TASK INSTRUCTIONS →
Tell me how many lines in the entries below contain the word "JSON"; reply with the number and nothing else.

MATERIAL FOR THIS TASK →

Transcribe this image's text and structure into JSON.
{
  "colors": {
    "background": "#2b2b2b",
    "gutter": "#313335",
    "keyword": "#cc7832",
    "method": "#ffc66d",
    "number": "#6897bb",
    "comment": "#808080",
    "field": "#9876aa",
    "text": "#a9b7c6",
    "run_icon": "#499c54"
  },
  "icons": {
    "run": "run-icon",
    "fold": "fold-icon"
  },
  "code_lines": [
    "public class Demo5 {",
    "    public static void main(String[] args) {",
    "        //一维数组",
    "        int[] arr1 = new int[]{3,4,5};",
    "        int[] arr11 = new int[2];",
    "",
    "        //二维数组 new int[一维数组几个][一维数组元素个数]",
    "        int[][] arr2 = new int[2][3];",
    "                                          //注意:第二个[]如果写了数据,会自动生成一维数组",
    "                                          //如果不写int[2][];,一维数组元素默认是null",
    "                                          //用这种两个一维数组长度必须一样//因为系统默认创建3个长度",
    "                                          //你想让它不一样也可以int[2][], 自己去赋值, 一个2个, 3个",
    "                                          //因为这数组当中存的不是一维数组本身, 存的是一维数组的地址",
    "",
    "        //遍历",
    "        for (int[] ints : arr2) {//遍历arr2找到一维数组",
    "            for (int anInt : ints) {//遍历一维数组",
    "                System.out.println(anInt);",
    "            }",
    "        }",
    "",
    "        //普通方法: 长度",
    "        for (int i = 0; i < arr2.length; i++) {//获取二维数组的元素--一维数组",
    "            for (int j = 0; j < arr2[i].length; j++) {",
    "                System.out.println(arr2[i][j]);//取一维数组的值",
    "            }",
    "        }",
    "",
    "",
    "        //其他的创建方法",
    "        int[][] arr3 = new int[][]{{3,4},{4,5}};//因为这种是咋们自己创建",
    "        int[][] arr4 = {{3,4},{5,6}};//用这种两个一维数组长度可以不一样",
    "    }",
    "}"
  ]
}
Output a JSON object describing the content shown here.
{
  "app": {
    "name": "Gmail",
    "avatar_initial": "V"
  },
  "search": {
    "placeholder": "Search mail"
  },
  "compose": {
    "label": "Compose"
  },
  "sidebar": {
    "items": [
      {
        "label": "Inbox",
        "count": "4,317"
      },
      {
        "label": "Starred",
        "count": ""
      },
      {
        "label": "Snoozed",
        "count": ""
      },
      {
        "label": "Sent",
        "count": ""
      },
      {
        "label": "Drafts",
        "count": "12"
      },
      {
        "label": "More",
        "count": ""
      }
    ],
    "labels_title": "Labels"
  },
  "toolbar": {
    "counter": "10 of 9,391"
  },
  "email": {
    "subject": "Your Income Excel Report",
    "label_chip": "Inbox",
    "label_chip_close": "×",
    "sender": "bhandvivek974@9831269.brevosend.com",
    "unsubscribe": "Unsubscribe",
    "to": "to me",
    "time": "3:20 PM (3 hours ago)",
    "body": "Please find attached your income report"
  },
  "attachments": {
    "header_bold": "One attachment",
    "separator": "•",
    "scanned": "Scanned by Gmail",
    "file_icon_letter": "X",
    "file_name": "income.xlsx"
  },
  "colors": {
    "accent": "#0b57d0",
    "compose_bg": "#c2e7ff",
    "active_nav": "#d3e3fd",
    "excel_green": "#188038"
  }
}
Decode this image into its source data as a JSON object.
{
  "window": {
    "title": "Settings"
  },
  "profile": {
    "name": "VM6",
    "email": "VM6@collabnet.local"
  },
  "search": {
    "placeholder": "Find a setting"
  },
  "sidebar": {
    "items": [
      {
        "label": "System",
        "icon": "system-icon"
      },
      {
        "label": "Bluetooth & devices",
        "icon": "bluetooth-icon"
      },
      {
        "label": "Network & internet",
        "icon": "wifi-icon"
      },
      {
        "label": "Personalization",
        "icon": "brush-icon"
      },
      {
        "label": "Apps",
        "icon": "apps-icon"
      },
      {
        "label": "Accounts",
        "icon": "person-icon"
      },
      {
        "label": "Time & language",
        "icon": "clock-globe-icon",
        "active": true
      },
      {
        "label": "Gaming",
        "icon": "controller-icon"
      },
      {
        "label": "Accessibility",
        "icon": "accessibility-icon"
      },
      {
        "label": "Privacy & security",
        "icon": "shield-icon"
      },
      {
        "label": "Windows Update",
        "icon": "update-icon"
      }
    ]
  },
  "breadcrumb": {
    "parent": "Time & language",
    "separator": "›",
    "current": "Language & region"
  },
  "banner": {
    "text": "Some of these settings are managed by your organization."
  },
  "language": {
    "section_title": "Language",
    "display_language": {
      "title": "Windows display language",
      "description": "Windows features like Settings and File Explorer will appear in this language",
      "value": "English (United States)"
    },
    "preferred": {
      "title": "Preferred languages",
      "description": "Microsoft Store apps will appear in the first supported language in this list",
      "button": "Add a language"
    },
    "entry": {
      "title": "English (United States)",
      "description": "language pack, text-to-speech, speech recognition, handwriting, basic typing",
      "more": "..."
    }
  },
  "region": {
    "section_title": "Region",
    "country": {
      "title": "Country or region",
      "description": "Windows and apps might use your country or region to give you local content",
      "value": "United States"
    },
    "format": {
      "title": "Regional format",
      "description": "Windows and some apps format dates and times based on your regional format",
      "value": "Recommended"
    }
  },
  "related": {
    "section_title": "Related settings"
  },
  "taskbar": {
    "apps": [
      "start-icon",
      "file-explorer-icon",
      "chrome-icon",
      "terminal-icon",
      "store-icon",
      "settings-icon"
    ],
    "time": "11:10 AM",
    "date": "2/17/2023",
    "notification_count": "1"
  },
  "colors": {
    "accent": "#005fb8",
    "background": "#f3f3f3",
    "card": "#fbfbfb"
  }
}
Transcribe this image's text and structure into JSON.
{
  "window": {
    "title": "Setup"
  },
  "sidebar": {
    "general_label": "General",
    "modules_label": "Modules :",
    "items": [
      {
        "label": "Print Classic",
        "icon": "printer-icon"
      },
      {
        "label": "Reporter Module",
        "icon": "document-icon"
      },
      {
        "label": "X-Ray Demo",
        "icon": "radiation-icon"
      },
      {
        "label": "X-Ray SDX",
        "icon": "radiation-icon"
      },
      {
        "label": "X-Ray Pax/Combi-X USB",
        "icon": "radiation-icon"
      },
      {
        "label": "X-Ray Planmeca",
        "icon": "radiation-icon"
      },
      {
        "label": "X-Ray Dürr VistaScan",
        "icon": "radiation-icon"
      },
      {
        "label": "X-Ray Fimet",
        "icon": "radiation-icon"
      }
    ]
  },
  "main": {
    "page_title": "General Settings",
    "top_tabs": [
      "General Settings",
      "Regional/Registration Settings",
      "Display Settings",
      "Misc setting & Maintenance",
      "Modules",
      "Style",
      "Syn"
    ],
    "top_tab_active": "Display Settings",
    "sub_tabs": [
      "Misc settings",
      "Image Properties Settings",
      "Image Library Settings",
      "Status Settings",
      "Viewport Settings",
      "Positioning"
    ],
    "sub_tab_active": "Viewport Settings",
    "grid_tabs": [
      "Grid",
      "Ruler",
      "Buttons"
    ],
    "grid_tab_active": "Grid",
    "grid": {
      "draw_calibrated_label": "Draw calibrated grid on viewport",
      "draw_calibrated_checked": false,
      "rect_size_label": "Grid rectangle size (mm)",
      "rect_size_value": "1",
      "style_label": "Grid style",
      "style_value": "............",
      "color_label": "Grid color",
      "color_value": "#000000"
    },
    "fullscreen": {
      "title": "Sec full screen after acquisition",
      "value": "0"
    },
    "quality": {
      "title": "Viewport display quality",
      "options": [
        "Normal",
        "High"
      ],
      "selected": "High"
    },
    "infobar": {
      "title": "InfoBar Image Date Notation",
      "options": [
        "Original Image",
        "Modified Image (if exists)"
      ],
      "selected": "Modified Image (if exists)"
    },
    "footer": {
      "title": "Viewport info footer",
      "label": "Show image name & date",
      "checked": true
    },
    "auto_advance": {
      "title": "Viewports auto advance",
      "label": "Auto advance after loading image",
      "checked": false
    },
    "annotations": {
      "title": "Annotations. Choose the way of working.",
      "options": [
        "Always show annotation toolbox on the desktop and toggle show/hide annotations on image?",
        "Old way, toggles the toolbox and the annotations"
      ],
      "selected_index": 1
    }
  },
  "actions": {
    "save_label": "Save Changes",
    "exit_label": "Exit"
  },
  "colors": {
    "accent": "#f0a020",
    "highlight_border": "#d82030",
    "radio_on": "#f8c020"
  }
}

THE ANSWER →
4